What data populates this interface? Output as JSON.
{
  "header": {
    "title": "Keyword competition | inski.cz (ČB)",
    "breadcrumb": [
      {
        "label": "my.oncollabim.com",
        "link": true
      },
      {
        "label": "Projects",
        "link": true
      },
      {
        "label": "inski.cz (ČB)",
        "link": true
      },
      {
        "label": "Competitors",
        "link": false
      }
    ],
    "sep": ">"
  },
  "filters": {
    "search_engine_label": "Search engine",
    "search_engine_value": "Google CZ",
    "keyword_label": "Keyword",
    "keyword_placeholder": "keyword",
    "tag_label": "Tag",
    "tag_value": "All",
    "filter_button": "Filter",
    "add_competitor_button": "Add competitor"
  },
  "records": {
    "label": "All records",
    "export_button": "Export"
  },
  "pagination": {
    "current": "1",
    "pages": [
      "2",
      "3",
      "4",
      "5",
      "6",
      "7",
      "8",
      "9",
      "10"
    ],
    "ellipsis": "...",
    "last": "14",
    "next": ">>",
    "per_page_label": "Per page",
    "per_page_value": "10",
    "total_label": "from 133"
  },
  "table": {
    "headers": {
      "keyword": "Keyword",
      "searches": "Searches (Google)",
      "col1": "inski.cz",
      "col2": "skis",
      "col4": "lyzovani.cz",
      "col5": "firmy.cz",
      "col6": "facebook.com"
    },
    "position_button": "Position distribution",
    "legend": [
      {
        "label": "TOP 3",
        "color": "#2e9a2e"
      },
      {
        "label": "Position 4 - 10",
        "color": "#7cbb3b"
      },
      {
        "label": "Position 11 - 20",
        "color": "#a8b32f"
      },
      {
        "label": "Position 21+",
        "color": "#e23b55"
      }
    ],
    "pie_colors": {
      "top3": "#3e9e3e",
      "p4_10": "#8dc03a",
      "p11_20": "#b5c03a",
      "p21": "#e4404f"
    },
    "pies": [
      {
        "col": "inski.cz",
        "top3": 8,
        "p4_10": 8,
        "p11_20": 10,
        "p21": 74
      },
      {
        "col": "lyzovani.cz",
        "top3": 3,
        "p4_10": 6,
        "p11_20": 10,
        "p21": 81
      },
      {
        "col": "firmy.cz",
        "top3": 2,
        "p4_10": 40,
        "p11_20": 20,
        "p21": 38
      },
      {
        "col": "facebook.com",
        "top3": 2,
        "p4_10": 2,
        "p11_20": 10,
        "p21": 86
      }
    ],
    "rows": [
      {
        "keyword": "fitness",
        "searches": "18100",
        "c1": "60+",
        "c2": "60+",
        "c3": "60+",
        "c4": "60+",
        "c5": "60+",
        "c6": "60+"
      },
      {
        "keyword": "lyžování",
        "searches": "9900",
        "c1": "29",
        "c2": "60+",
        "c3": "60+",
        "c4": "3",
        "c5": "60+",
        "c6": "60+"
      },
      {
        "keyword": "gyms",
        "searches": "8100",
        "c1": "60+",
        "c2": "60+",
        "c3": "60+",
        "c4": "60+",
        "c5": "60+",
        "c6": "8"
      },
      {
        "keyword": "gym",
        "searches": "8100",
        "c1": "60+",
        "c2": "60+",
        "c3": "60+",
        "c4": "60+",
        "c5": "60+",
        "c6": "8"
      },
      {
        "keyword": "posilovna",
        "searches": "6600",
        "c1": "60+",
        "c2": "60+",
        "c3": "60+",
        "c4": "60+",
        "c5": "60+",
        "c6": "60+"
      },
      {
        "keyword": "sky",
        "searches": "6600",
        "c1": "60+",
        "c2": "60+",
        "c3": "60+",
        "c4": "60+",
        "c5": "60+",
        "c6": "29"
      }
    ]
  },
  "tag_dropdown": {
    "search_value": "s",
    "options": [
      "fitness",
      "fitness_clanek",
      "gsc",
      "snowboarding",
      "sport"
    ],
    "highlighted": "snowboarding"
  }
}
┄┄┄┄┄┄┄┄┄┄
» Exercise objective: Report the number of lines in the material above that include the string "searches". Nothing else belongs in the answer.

» Output of the task: 7